<<<<
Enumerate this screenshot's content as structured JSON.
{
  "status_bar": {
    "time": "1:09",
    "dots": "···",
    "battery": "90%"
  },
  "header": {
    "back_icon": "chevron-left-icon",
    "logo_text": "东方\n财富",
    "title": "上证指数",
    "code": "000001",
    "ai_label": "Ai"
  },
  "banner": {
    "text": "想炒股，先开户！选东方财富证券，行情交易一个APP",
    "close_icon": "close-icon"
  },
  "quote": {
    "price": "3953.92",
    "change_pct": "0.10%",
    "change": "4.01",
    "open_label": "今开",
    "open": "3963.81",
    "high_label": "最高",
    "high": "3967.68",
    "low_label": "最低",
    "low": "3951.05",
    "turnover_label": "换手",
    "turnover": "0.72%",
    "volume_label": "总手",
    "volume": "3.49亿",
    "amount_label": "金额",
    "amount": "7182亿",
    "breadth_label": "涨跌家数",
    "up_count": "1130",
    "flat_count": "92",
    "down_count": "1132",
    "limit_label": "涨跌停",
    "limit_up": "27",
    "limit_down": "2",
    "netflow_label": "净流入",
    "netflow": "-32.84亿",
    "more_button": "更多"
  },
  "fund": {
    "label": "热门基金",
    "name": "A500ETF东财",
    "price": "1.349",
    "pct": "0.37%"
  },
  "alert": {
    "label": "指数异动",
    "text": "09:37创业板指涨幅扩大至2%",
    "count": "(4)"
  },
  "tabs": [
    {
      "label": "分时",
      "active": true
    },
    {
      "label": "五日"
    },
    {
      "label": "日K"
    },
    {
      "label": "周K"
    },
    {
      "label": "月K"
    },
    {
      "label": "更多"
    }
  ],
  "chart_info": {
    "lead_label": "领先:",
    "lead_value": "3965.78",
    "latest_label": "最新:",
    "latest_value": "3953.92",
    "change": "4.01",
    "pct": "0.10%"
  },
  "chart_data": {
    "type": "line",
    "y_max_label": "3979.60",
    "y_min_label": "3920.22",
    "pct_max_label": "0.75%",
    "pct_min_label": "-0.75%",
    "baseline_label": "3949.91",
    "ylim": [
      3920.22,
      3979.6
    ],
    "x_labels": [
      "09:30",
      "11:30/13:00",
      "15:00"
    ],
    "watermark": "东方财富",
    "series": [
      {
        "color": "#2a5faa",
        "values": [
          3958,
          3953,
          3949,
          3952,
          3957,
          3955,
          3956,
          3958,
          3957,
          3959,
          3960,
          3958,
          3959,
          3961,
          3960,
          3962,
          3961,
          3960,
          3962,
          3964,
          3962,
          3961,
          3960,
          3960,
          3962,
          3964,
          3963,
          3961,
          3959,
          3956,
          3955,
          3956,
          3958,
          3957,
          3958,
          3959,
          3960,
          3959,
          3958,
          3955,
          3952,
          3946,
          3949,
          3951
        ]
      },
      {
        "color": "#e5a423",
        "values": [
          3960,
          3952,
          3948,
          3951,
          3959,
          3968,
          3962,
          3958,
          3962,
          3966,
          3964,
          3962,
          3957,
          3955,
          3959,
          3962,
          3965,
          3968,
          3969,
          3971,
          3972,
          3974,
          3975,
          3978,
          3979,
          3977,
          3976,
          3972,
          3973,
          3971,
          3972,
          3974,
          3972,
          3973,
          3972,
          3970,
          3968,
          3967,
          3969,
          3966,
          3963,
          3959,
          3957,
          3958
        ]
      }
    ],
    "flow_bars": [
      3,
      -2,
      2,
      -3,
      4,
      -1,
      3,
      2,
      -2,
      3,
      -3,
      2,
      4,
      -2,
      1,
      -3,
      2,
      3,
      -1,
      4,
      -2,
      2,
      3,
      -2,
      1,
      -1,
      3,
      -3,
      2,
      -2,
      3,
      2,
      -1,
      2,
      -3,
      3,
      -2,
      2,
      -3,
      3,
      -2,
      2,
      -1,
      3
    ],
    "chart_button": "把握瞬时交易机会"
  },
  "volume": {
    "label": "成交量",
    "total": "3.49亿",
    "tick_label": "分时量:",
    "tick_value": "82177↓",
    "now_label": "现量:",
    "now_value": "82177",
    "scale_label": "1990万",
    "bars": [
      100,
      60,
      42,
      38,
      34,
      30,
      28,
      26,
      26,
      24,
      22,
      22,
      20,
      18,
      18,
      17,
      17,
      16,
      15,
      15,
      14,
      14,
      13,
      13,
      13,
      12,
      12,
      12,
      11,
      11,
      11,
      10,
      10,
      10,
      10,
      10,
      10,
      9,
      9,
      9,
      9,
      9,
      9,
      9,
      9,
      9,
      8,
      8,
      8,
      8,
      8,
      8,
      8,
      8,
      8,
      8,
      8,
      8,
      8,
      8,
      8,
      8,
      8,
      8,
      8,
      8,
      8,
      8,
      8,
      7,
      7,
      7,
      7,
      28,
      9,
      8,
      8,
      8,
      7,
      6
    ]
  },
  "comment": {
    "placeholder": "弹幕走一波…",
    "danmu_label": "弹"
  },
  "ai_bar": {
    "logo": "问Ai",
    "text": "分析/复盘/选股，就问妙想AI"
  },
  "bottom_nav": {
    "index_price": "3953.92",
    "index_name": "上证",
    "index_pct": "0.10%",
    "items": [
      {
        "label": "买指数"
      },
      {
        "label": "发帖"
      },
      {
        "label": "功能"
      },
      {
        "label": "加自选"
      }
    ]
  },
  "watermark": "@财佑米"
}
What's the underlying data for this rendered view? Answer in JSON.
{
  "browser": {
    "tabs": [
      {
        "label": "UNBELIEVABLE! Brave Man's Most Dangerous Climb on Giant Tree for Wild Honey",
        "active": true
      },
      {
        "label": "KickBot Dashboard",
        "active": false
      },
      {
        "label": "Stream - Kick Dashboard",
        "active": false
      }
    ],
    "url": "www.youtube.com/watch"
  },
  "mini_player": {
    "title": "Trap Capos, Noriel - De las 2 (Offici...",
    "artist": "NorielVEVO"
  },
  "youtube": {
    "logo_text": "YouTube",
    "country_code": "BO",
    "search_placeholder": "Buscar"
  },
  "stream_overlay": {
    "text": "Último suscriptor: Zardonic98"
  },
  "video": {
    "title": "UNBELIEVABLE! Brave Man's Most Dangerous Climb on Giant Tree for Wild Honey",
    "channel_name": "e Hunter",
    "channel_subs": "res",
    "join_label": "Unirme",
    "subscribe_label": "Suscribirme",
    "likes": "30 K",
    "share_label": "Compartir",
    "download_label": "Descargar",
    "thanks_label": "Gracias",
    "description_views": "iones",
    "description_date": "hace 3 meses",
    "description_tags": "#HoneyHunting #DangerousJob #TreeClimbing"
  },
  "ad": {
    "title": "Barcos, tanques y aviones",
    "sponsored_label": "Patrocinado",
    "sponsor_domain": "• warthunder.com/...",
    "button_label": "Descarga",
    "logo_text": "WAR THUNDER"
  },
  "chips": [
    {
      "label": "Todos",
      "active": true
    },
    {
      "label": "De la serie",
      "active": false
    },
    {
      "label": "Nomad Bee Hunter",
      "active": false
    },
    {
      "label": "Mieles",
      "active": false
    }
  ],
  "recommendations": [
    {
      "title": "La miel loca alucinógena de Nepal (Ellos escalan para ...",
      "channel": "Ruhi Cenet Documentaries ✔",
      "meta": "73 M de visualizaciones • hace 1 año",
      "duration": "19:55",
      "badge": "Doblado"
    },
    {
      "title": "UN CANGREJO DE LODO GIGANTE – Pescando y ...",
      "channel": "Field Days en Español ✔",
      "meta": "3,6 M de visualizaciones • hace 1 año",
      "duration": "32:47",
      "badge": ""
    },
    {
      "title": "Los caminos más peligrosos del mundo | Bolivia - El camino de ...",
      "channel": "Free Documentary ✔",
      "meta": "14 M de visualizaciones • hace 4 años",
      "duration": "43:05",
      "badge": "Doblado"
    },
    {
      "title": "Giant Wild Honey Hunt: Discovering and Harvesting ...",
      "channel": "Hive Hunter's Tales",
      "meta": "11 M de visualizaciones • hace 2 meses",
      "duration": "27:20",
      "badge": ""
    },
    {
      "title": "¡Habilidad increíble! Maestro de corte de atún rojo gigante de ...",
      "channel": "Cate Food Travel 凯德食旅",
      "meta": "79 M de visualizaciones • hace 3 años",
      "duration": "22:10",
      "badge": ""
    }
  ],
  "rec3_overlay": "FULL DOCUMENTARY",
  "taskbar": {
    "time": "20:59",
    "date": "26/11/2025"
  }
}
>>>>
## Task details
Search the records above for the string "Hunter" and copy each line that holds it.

## Written response
    "channel_name": "e Hunter",
      "label": "Nomad Bee Hunter",
      "channel": "Hive Hunter's Tales",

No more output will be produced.